from Uncle Tom's Cabin
... And you, mothers of America, -- you who have learned, by the cradles of your own children, to love and feel for all mankind, -- by the sacred love you bear your child; by your joy in his beautiful, spotless in- fancy; by the motherly pity and tenderness with which you guide his growing years; by the anxieties of his education; by the prayers you breathe for his soul's eternal good; -- I beseech you, pity the mother who has all your affections, and not one legal right to protect, guide, or educate, the child of her bosom! By the sick hour of your child; by those dying eyes, which you can never forget; by those last cries, that wrung your heart when you could neither help nor save; by the desolation of that empty cradle, that silent nursery, -- I beseech you, pity those mothers that are constantly made childless by the American slave-trade! And say, mothers of America, is this a thing to be defended, sympathized with, passed over in silence?
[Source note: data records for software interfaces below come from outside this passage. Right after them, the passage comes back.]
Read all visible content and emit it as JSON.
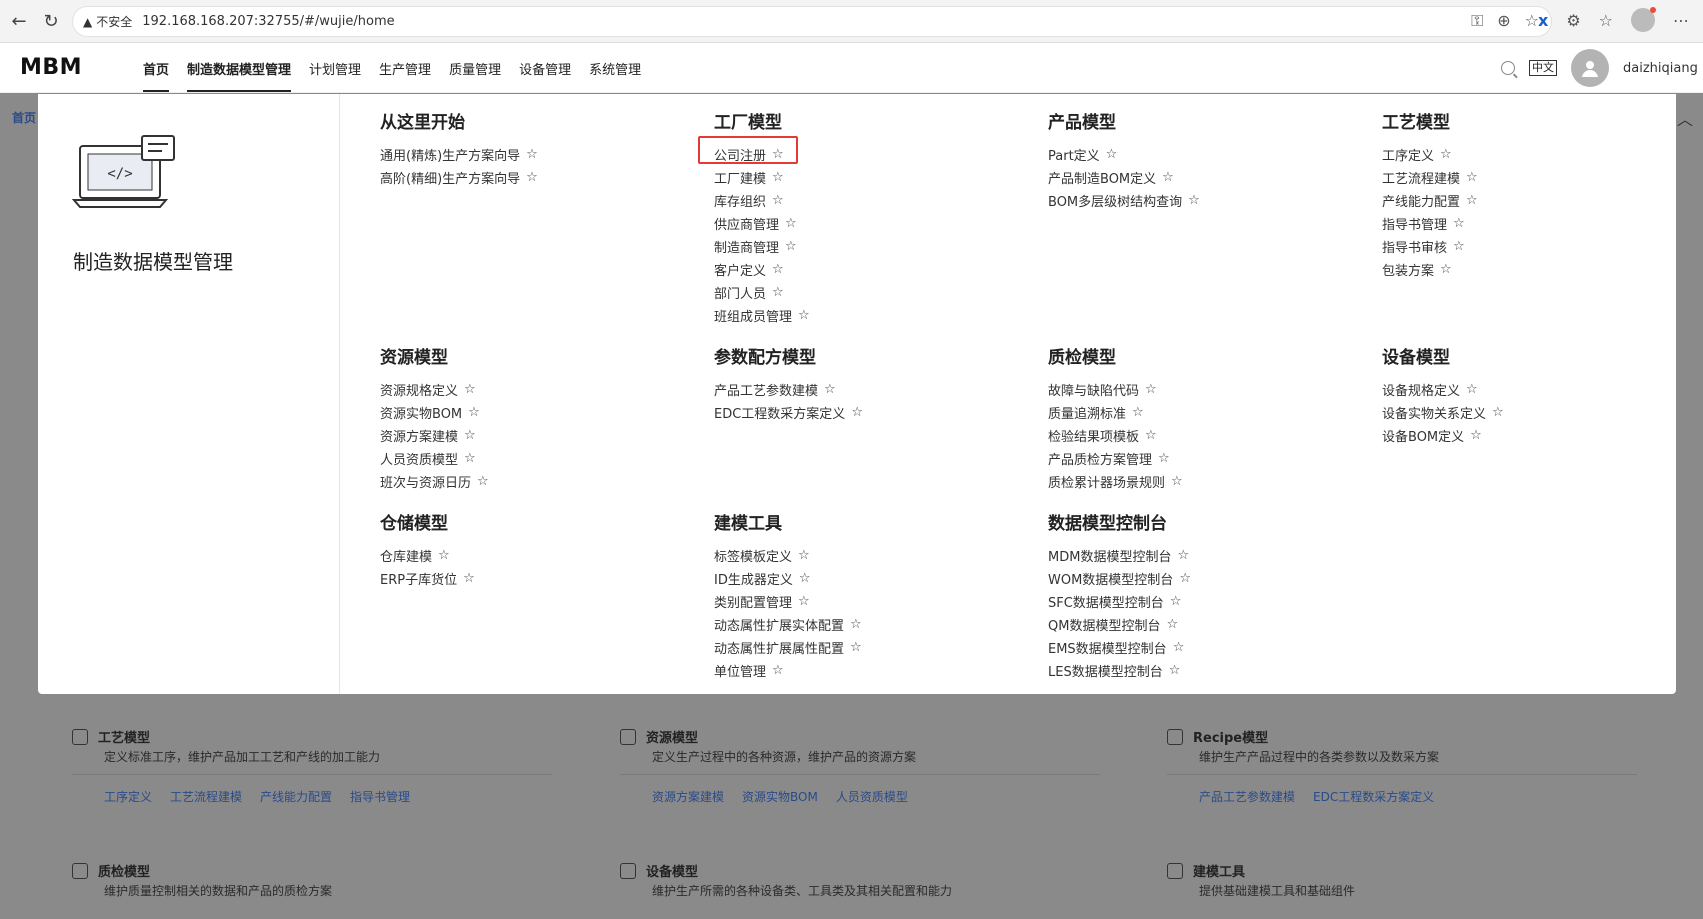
{
  "browser": {
    "security_label": "不安全",
    "url": "192.168.168.207:32755/#/wujie/home"
  },
  "header": {
    "logo": "MBM",
    "nav": [
      {
        "label": "首页"
      },
      {
        "label": "制造数据模型管理"
      },
      {
        "label": "计划管理"
      },
      {
        "label": "生产管理"
      },
      {
        "label": "质量管理"
      },
      {
        "label": "设备管理"
      },
      {
        "label": "系统管理"
      }
    ],
    "lang": "中文",
    "user": "daizhiqiang"
  },
  "breadcrumb": "首页",
  "mega": {
    "title": "制造数据模型管理",
    "groups": [
      {
        "title": "从这里开始",
        "links": [
          "通用(精炼)生产方案向导",
          "高阶(精细)生产方案向导"
        ]
      },
      {
        "title": "工厂模型",
        "links": [
          "公司注册",
          "工厂建模",
          "库存组织",
          "供应商管理",
          "制造商管理",
          "客户定义",
          "部门人员",
          "班组成员管理"
        ]
      },
      {
        "title": "产品模型",
        "links": [
          "Part定义",
          "产品制造BOM定义",
          "BOM多层级树结构查询"
        ]
      },
      {
        "title": "工艺模型",
        "links": [
          "工序定义",
          "工艺流程建模",
          "产线能力配置",
          "指导书管理",
          "指导书审核",
          "包装方案"
        ]
      },
      {
        "title": "资源模型",
        "links": [
          "资源规格定义",
          "资源实物BOM",
          "资源方案建模",
          "人员资质模型",
          "班次与资源日历"
        ]
      },
      {
        "title": "参数配方模型",
        "links": [
          "产品工艺参数建模",
          "EDC工程数采方案定义"
        ]
      },
      {
        "title": "质检模型",
        "links": [
          "故障与缺陷代码",
          "质量追溯标准",
          "检验结果项模板",
          "产品质检方案管理",
          "质检累计器场景规则"
        ]
      },
      {
        "title": "设备模型",
        "links": [
          "设备规格定义",
          "设备实物关系定义",
          "设备BOM定义"
        ]
      },
      {
        "title": "仓储模型",
        "links": [
          "仓库建模",
          "ERP子库货位"
        ]
      },
      {
        "title": "建模工具",
        "links": [
          "标签模板定义",
          "ID生成器定义",
          "类别配置管理",
          "动态属性扩展实体配置",
          "动态属性扩展属性配置",
          "单位管理"
        ]
      },
      {
        "title": "数据模型控制台",
        "links": [
          "MDM数据模型控制台",
          "WOM数据模型控制台",
          "SFC数据模型控制台",
          "QM数据模型控制台",
          "EMS数据模型控制台",
          "LES数据模型控制台"
        ]
      }
    ]
  },
  "cards": [
    {
      "title": "工艺模型",
      "desc": "定义标准工序，维护产品加工工艺和产线的加工能力",
      "links": [
        "工序定义",
        "工艺流程建模",
        "产线能力配置",
        "指导书管理"
      ],
      "icon": "process-icon"
    },
    {
      "title": "资源模型",
      "desc": "定义生产过程中的各种资源，维护产品的资源方案",
      "links": [
        "资源方案建模",
        "资源实物BOM",
        "人员资质模型"
      ],
      "icon": "layers-icon"
    },
    {
      "title": "Recipe模型",
      "desc": "维护生产产品过程中的各类参数以及数采方案",
      "links": [
        "产品工艺参数建模",
        "EDC工程数采方案定义"
      ],
      "icon": "recipe-icon"
    },
    {
      "title": "质检模型",
      "desc": "维护质量控制相关的数据和产品的质检方案",
      "links": [],
      "icon": "quality-icon"
    },
    {
      "title": "设备模型",
      "desc": "维护生产所需的各种设备类、工具类及其相关配置和能力",
      "links": [],
      "icon": "device-icon"
    },
    {
      "title": "建模工具",
      "desc": "提供基础建模工具和基础组件",
      "links": [],
      "icon": "tools-icon"
    }
  ]
}
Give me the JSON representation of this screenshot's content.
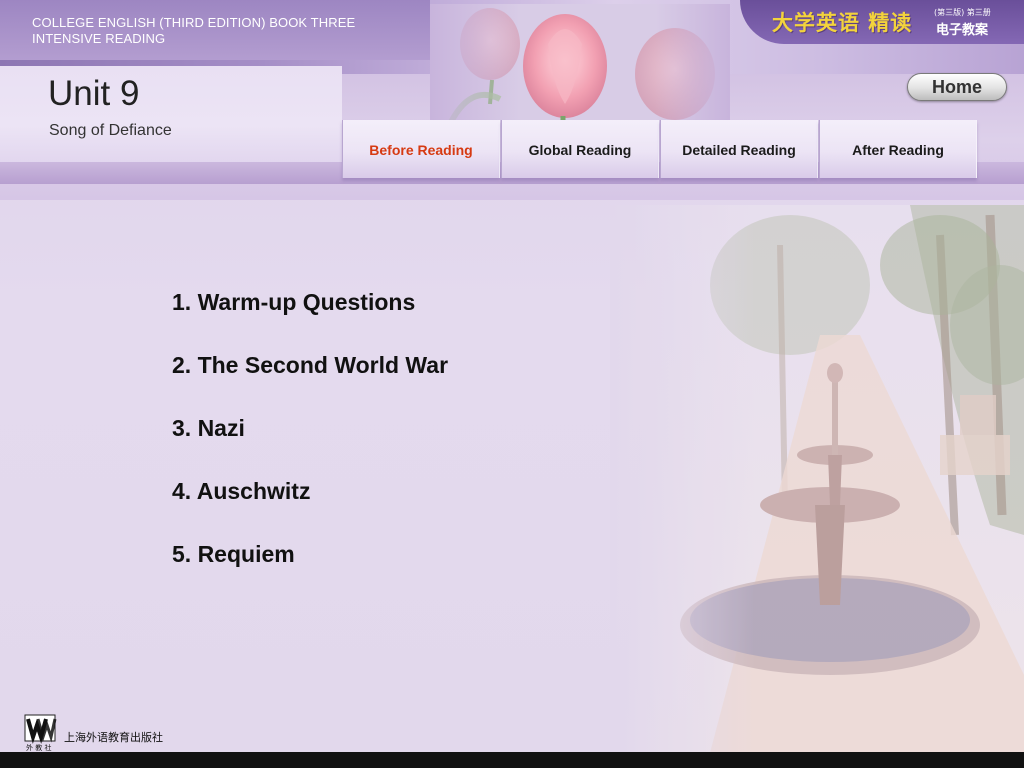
{
  "header": {
    "top_line_1": "COLLEGE ENGLISH (THIRD EDITION) BOOK THREE",
    "top_line_2": "INTENSIVE READING",
    "cn_title": "大学英语 精读",
    "cn_edition": "(第三版) 第三册",
    "cn_sub": "电子教案"
  },
  "unit": {
    "title": "Unit 9",
    "subtitle": "Song of Defiance"
  },
  "home_button": {
    "label": "Home"
  },
  "tabs": [
    {
      "label": "Before Reading",
      "active": true
    },
    {
      "label": "Global Reading",
      "active": false
    },
    {
      "label": "Detailed Reading",
      "active": false
    },
    {
      "label": "After Reading",
      "active": false
    }
  ],
  "menu_items": [
    "1. Warm-up Questions",
    "2. The Second World War",
    "3. Nazi",
    "4. Auschwitz",
    "5. Requiem"
  ],
  "footer": {
    "publisher": "上海外语教育出版社",
    "logo_mark": "W",
    "logo_caption": "外 教 社"
  },
  "colors": {
    "active_tab": "#d63a12",
    "header_purple": "#8d76b3",
    "cn_title": "#f3d33c",
    "background": "#e4daee"
  }
}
... If the mothers of the free states had all felt as they should, in times past, the sons of the free states would not have been the holders, and, proverbially, the hardest masters of slaves; the sons of the free states would not have connived at the extension of slavery, in our national body; the sons of the free states would not, as they do, trade the souls and bodies of men as an equivalent to money, in their mercantile dealings. There are multitudes of slaves temporarily owned, and sold again, by merchants in northern cities; and shall the whole guilt or obloquy of slavery fall only on the South?